Task item:
Repeat the listing that follows without a single change.

Information supplied:
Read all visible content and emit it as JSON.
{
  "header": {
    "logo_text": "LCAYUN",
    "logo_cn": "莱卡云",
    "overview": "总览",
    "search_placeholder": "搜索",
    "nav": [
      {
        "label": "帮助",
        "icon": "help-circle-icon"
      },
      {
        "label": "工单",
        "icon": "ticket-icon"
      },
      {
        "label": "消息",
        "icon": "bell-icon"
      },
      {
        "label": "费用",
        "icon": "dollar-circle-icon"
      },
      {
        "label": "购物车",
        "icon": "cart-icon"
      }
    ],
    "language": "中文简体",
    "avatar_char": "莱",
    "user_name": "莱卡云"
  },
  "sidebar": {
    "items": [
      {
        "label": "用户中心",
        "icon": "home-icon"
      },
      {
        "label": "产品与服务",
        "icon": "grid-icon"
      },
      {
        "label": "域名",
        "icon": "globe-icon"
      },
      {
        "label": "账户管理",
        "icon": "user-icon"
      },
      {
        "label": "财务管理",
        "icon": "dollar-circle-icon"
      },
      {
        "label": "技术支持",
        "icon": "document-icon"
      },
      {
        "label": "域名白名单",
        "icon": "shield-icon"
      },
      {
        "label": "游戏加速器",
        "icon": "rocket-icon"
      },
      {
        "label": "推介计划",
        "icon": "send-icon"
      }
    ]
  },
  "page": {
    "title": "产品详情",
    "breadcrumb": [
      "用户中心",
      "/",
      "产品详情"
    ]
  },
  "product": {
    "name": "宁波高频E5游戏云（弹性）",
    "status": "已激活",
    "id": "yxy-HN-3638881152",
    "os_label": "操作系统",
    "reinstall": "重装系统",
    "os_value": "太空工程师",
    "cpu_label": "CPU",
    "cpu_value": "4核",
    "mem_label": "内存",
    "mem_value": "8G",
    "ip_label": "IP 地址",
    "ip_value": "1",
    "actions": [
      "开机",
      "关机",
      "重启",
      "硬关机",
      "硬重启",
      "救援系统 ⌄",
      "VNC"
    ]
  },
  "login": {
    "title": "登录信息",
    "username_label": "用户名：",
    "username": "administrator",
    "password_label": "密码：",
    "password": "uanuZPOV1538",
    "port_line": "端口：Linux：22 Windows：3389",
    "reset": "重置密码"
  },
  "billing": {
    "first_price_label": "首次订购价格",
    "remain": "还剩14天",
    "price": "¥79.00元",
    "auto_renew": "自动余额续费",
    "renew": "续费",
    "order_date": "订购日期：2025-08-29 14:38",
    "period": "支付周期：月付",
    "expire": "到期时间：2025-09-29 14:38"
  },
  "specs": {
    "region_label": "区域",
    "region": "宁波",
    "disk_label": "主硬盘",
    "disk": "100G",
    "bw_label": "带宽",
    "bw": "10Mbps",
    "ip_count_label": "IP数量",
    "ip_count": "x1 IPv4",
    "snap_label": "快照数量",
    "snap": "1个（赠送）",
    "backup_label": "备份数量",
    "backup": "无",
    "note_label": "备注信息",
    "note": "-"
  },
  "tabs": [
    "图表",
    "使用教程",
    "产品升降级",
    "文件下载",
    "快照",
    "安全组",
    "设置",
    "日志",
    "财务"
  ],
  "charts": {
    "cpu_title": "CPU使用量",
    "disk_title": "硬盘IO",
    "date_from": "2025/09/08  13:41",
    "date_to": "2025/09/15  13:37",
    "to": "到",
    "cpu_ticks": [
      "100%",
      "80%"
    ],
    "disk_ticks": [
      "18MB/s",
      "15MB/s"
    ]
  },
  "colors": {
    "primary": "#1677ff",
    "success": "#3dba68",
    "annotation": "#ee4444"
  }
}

Output of the exercise:
Read all visible content and emit it as JSON.
{
  "header": {
    "logo_text": "LCAYUN",
    "logo_cn": "莱卡云",
    "overview": "总览",
    "search_placeholder": "搜索",
    "nav": [
      {
        "label": "帮助",
        "icon": "help-circle-icon"
      },
      {
        "label": "工单",
        "icon": "ticket-icon"
      },
      {
        "label": "消息",
        "icon": "bell-icon"
      },
      {
        "label": "费用",
        "icon": "dollar-circle-icon"
      },
      {
        "label": "购物车",
        "icon": "cart-icon"
      }
    ],
    "language": "中文简体",
    "avatar_char": "莱",
    "user_name": "莱卡云"
  },
  "sidebar": {
    "items": [
      {
        "label": "用户中心",
        "icon": "home-icon"
      },
      {
        "label": "产品与服务",
        "icon": "grid-icon"
      },
      {
        "label": "域名",
        "icon": "globe-icon"
      },
      {
        "label": "账户管理",
        "icon": "user-icon"
      },
      {
        "label": "财务管理",
        "icon": "dollar-circle-icon"
      },
      {
        "label": "技术支持",
        "icon": "document-icon"
      },
      {
        "label": "域名白名单",
        "icon": "shield-icon"
      },
      {
        "label": "游戏加速器",
        "icon": "rocket-icon"
      },
      {
        "label": "推介计划",
        "icon": "send-icon"
      }
    ]
  },
  "page": {
    "title": "产品详情",
    "breadcrumb": [
      "用户中心",
      "/",
      "产品详情"
    ]
  },
  "product": {
    "name": "宁波高频E5游戏云（弹性）",
    "status": "已激活",
    "id": "yxy-HN-3638881152",
    "os_label": "操作系统",
    "reinstall": "重装系统",
    "os_value": "太空工程师",
    "cpu_label": "CPU",
    "cpu_value": "4核",
    "mem_label": "内存",
    "mem_value": "8G",
    "ip_label": "IP 地址",
    "ip_value": "1",
    "actions": [
      "开机",
      "关机",
      "重启",
      "硬关机",
      "硬重启",
      "救援系统 ⌄",
      "VNC"
    ]
  },
  "login": {
    "title": "登录信息",
    "username_label": "用户名：",
    "username": "administrator",
    "password_label": "密码：",
    "password": "uanuZPOV1538",
    "port_line": "端口：Linux：22 Windows：3389",
    "reset": "重置密码"
  },
  "billing": {
    "first_price_label": "首次订购价格",
    "remain": "还剩14天",
    "price": "¥79.00元",
    "auto_renew": "自动余额续费",
    "renew": "续费",
    "order_date": "订购日期：2025-08-29 14:38",
    "period": "支付周期：月付",
    "expire": "到期时间：2025-09-29 14:38"
  },
  "specs": {
    "region_label": "区域",
    "region": "宁波",
    "disk_label": "主硬盘",
    "disk": "100G",
    "bw_label": "带宽",
    "bw": "10Mbps",
    "ip_count_label": "IP数量",
    "ip_count": "x1 IPv4",
    "snap_label": "快照数量",
    "snap": "1个（赠送）",
    "backup_label": "备份数量",
    "backup": "无",
    "note_label": "备注信息",
    "note": "-"
  },
  "tabs": [
    "图表",
    "使用教程",
    "产品升降级",
    "文件下载",
    "快照",
    "安全组",
    "设置",
    "日志",
    "财务"
  ],
  "charts": {
    "cpu_title": "CPU使用量",
    "disk_title": "硬盘IO",
    "date_from": "2025/09/08  13:41",
    "date_to": "2025/09/15  13:37",
    "to": "到",
    "cpu_ticks": [
      "100%",
      "80%"
    ],
    "disk_ticks": [
      "18MB/s",
      "15MB/s"
    ]
  },
  "colors": {
    "primary": "#1677ff",
    "success": "#3dba68",
    "annotation": "#ee4444"
  }
}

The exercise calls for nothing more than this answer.